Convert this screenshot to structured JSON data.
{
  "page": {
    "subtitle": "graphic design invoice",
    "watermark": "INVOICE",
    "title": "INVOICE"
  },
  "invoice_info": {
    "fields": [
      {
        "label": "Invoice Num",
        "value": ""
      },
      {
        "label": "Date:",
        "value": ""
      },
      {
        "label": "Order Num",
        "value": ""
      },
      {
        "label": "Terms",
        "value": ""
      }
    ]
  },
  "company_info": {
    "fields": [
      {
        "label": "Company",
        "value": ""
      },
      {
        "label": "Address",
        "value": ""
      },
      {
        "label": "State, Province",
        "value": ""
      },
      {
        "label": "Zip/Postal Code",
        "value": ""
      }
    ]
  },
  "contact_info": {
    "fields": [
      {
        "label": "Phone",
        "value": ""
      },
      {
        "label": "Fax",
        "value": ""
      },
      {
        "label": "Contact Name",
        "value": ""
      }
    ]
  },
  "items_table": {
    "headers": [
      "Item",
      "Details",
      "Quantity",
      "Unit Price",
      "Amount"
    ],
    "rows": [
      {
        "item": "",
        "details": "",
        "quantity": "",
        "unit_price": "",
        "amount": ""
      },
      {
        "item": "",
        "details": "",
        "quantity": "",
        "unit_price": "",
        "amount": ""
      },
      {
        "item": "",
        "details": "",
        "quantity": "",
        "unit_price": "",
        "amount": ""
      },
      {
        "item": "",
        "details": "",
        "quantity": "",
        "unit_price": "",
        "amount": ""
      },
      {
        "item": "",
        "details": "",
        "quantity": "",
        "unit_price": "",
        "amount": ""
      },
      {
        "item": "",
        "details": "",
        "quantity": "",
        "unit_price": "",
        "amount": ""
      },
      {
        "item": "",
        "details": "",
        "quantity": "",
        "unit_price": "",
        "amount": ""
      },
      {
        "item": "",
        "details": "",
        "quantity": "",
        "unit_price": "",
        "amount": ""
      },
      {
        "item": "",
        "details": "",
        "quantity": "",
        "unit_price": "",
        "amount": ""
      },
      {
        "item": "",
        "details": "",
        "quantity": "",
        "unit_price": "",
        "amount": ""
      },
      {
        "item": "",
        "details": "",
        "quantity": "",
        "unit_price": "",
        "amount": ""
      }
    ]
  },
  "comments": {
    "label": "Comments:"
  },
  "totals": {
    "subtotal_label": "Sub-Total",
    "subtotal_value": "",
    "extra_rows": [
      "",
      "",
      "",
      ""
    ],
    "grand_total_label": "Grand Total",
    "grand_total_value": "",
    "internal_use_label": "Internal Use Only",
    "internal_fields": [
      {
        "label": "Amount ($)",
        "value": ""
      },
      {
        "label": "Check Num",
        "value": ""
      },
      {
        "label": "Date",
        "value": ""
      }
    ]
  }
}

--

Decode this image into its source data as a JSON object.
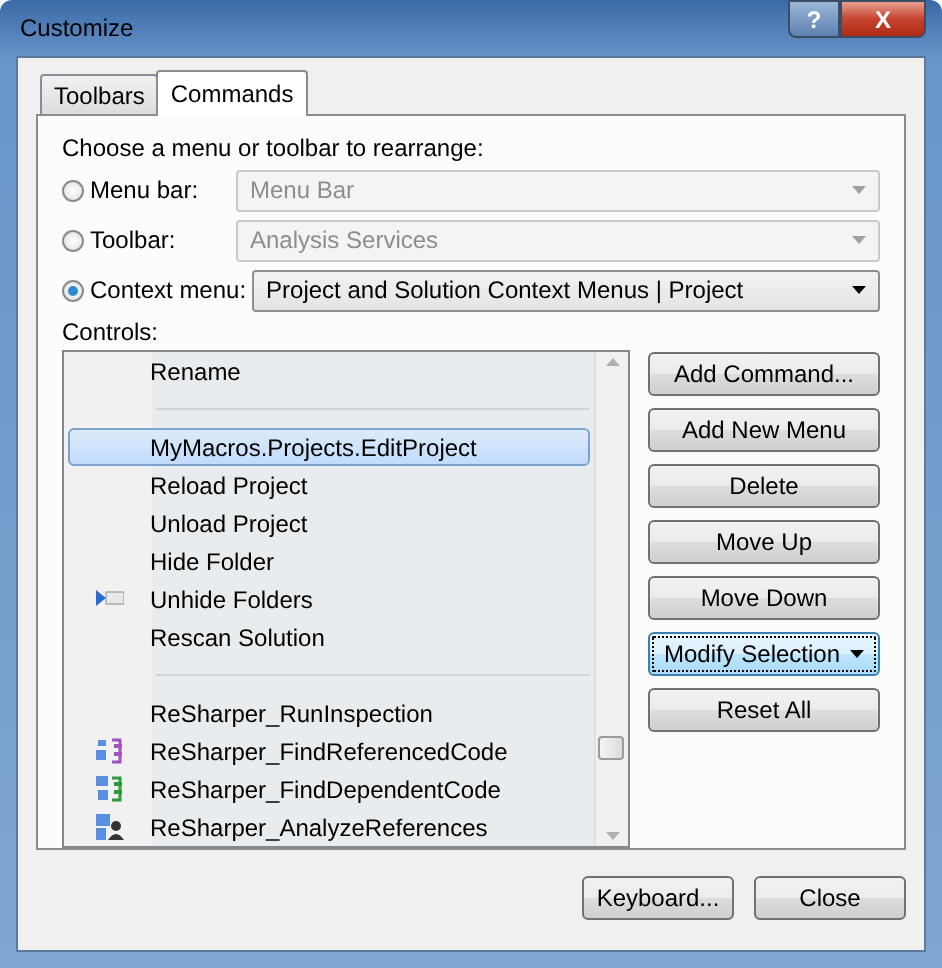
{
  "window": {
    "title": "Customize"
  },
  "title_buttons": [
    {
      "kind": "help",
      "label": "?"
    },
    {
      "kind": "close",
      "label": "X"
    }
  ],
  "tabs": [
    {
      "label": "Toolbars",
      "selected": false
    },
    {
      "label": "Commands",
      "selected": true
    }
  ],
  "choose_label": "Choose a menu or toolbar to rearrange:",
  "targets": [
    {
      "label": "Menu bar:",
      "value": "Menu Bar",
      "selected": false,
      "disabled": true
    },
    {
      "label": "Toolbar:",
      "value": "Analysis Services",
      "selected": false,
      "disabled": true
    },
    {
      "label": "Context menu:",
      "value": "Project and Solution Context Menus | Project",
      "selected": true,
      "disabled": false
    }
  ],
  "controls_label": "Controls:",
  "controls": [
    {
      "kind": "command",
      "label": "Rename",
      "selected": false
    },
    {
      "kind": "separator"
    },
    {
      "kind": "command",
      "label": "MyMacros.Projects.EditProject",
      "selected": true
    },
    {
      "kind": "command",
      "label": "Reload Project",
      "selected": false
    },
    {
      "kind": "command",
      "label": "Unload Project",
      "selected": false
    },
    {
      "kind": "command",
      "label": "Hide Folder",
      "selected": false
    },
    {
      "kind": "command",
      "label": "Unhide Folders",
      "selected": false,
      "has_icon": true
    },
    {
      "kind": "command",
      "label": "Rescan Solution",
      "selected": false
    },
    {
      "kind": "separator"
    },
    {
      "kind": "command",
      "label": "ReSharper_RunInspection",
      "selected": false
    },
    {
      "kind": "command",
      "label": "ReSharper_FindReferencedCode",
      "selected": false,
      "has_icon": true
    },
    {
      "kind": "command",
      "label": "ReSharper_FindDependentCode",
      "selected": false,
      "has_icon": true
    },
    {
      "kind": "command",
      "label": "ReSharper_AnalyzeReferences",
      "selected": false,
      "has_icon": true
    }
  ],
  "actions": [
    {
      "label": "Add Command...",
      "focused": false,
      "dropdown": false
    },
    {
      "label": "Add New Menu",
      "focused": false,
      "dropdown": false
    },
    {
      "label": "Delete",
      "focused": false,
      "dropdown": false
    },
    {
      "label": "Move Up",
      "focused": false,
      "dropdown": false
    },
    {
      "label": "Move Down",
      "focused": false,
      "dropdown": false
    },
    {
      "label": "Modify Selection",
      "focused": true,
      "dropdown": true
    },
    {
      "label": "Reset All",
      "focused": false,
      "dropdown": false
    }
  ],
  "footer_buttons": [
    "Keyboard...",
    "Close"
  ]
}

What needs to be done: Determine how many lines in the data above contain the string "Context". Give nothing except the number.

Solved problem: 2